Today is the 70th anniversary of the German army’s surrender to Allied forces in World War II, and to commemorate the occasion, there will be massive formations of war-era planes flying over the Potomac River.
At 12:10 p.m., dozens of planes of different models that were used during World War II will pass over the Lincoln Memorial, then fly over Independence Avenue before turning back up the Potomac River and leaving the area.
The planes — which have come to the area from all over the country — take off from airports in Culpeper and Manassas, Va., join together outside Leesburg and fly almost 50 miles toward D.C. While they’re flying, they will make formations from signature moments of the War, including the Doolittle Raid, Pearl Harbor and the Battle of Midway.
The planes were brought together by a nonprofit called the Arsenal of Democracy, backed by the Commemorative Air Force. Among the different models flying will be the North American B-25 Mitchell (pictured), P-40 Warhawk, P-63 Kingcobra, P-38 Lightning, P-51 Mustang and P-47 Thunderbolt.
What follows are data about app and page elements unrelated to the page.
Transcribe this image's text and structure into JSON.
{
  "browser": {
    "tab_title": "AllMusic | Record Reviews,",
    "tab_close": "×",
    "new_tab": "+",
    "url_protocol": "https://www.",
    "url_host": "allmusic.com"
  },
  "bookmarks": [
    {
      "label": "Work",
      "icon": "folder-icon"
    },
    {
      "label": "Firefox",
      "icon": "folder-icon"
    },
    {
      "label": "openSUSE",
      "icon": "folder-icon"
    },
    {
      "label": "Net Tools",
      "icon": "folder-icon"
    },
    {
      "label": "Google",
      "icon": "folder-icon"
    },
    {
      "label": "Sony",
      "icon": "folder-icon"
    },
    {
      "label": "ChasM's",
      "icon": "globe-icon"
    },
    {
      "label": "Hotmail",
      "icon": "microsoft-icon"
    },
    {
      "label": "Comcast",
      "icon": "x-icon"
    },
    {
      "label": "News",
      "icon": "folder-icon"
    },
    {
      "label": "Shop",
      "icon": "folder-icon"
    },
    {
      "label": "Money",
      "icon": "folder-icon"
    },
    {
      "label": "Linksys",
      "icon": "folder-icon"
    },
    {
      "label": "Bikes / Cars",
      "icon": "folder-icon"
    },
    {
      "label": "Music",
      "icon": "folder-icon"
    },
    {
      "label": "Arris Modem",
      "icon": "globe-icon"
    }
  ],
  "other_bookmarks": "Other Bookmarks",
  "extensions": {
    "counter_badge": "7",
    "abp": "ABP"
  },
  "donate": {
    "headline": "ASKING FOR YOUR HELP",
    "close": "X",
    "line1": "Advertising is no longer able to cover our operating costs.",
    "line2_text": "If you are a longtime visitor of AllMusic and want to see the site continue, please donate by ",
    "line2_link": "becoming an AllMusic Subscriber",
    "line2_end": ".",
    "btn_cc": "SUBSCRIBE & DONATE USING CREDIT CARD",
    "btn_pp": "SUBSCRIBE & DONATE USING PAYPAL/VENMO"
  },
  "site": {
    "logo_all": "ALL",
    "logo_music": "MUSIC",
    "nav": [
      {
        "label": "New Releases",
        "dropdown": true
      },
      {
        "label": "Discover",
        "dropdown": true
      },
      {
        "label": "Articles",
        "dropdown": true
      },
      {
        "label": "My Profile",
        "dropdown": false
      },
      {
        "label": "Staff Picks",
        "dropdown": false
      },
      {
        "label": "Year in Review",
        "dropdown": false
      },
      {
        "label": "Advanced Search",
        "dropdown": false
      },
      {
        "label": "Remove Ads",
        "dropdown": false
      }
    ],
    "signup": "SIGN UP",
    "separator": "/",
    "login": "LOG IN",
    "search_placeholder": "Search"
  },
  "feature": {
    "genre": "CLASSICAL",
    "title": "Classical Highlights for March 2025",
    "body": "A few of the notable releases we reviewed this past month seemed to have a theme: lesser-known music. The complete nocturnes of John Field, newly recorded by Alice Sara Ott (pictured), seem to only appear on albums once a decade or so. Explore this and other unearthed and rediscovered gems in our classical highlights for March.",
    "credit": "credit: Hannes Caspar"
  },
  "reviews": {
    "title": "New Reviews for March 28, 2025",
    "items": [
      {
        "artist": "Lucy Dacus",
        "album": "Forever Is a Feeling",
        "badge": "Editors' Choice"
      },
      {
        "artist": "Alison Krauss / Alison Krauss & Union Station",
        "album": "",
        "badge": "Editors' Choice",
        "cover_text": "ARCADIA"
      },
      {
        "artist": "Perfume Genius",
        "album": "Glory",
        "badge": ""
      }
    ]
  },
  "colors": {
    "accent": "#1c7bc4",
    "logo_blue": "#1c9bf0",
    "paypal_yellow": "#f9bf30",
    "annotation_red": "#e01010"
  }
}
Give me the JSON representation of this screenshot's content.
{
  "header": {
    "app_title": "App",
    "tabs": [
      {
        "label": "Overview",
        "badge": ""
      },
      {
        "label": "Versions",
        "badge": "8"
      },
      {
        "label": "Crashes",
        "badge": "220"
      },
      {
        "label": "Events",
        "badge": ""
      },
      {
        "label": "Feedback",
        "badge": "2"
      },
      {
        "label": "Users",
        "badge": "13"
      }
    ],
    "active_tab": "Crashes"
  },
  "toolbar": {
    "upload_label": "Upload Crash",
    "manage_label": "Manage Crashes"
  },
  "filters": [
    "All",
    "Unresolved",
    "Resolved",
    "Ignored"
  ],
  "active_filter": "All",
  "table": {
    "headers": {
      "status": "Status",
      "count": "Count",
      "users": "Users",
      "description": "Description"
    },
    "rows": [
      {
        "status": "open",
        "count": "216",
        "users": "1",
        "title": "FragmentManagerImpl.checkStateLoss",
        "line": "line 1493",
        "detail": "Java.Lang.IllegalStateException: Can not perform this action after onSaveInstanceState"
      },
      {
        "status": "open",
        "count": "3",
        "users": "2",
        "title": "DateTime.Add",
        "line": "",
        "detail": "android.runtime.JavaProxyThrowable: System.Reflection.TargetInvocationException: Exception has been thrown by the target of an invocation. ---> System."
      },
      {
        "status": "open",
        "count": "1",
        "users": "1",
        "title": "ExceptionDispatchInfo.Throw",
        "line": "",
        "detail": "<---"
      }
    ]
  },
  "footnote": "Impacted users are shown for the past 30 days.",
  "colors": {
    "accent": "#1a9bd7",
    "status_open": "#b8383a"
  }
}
Also included: the only B-29 Superfortress still flying, the same type of plane that dropped the atomic bombs on Japan. Overall, the flyover organizers said more than two dozen different types of planes will participate.
“Never before has such a collection of WWII aircraft been assembled at one location, to honor the large assemblage of veterans gathered at the WWII Memorial for a ceremony,” the flyover’s website reads.
The planes will be clearly visible from Arlington, so those hoping to see them arrive from the northwest should be outside, looking up, at just after noon. The flyover is expected to last about an hour, according to the Washington Post, during which time flights from DCA will be grounded.